Attorney General Loretta Lynch said Monday she could not make any “prediction” about the timing of a final resolution to the Hillary Clinton email investigation.

Asked at a news conference if the clock had run out against taking action against Clinton in light of the advanced election schedule, Lynch replied, "We do all our reviews, investigations of any matter carefully, thoroughly, and efficiently. And when the matter is ready for resolution, a recommendation will be made and we'll come to a decision at that time and I'm not able to give you a prediction. Sorry."

Lynch had called the press briefing to discuss a DOJ suit against North Carolina – which the department brought quickly, in less than two months - over its transgender bathroom law. The state is also suing the DOJ over the issue.

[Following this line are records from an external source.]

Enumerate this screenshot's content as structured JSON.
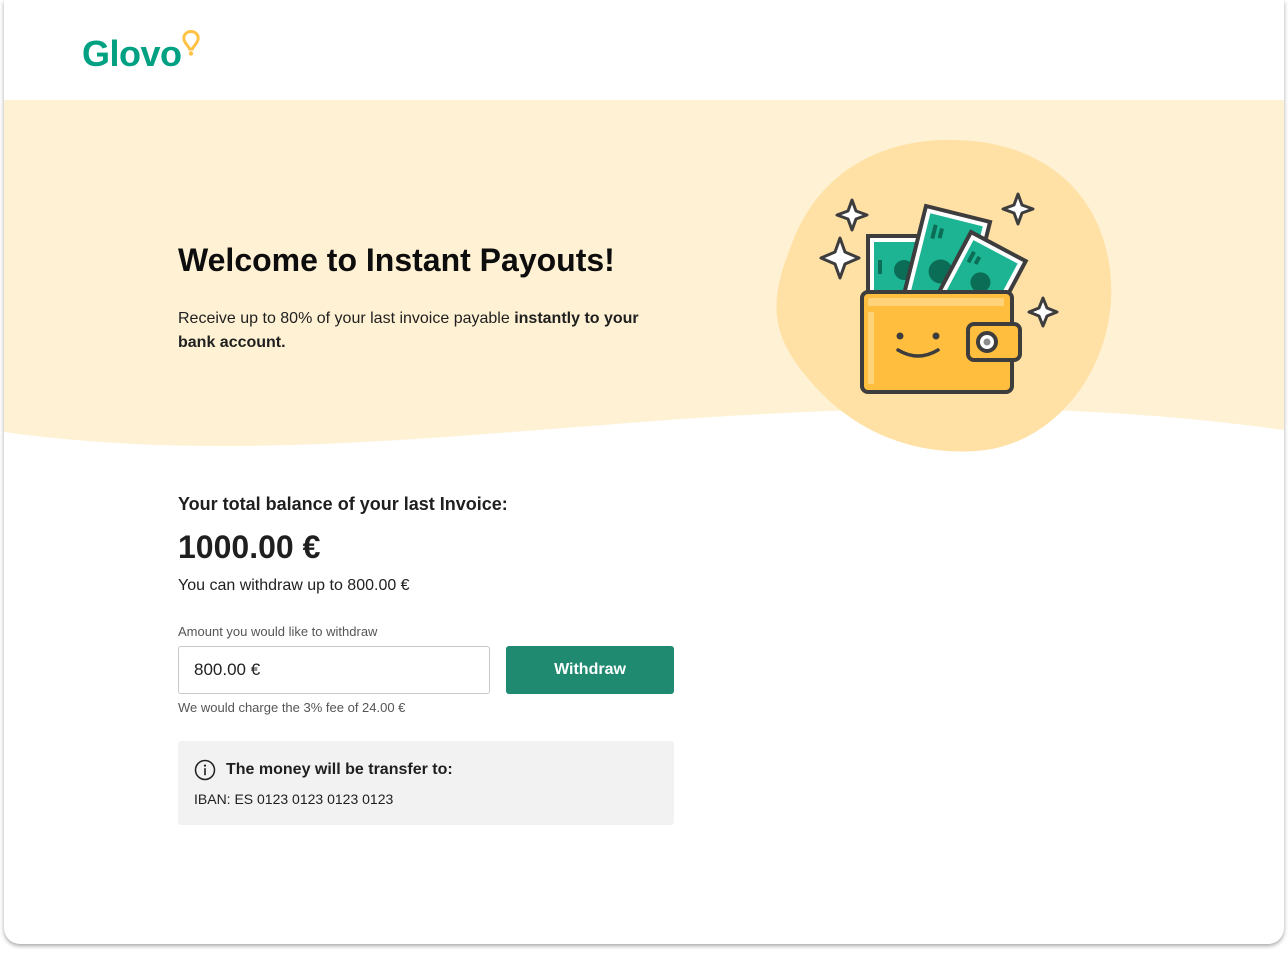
{
  "brand": {
    "name": "Glovo",
    "primary_color": "#00a082",
    "pin_color": "#ffc244"
  },
  "hero": {
    "title": "Welcome to Instant Payouts!",
    "description_prefix": "Receive up to 80% of your last invoice payable ",
    "description_bold": "instantly to your bank account.",
    "background_color": "#fff1d4",
    "illustration": "wallet-with-money-icon"
  },
  "balance": {
    "label": "Your total balance of your last Invoice:",
    "value": "1000.00 €",
    "withdraw_limit": "You can withdraw up to 800.00 €"
  },
  "withdraw_form": {
    "amount_label": "Amount you would like to withdraw",
    "amount_value": "800.00 €",
    "button_label": "Withdraw",
    "button_color": "#1f8a70",
    "fee_note": "We would charge the 3% fee of 24.00 €"
  },
  "transfer_info": {
    "icon": "info-icon",
    "title": "The money will be transfer to:",
    "iban": "IBAN: ES 0123 0123 0123 0123"
  }
}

The FBI's criminal investigation of Clinton's use of a private, unsecured server for government business began about a year ago and is now reported to be entering its final phase with interviews of her closest aides, including Huma Abedin and others.

Two emails from Abedin, and then State Department deputy chief of staff Jake Sullivan, containing classified information kick-started the FBI probe, as first reported by Fox News.  Since more than 2100 emails containing classified information were identified, as well as another 22 at the Top Secret level.

Last weekend, on CBS's Face the Nation, Clinton downplayed the FBI criminal probe, stating "I say what I've said now for many, many months. It's a security inquiry. I always took classified material seriously. There was never any material marked classified that was sent or received-- by me. And I-- look forward to this being wrapped up."

The non-disclosure agreements signed by Clinton in January 2009 when she became secretary of state explicitly say that classification is based on content, not whether it carries a secret or top secret marking.

"As used in this agreement, classified information is marked or unmarked, including oral communications..." the agreement said.

It is the responsibility of the security clearance holder, such as a secretary of state, to recognize classified information and report when it is outside secure channels.

Asked whether she had been contacted by the FBI, Clinton said, "No one has reached out to me yet, but last summer, I think last August, I made it clear I'm more than ready to talk to anybody, anytime. And I've encouraged-- all of-- you know, my-- assistants and-- to be-- very forthcoming."

However, her spokesman Brian Fallon said on CNN Friday that her lawyer, David Kendall, who handled the plea agreement for former CIA Director General David Petraeus was in constant contact with the Justice Department, leading critics to charge the campaign was splitting hairs.

"David Kendall is her top counsel and he has been in touch with the Justice Department throughout this review. We've always been very upfront about that," Fallon said in the CNN interview.

"She said no, because the honest answer is it hasn't happened yet," Fallon said. "But whenever they do, we'll be happy to accommodate that and make it happen."

Last week, Fox News was the first news organization to report that the Romanian Hacker Marcel Lazar, who goes by the moniker "Guccifer," claimed he easily compromised Clinton's personal server in 2013.

The FBI has not commented publicly on his extradition to the U.S. and any possible intersection with the Clinton email probe. But a review by Fox News found that convicted hackers are generally brought to the U.S. for trial when there is a significant financial fraud, or government computer networks were compromised, and neither was true in Guccifer's case.

Cyber security expert Morgan Wright said, “If a little Romanian country boy can get into this, then it means that this thing could be gotten into by anybody.”

While the hacker's claims could not be independently verified, three cyber security experts said they are plausible, and the 44-year old Romanian said he was eager to cooperate with US government authorities.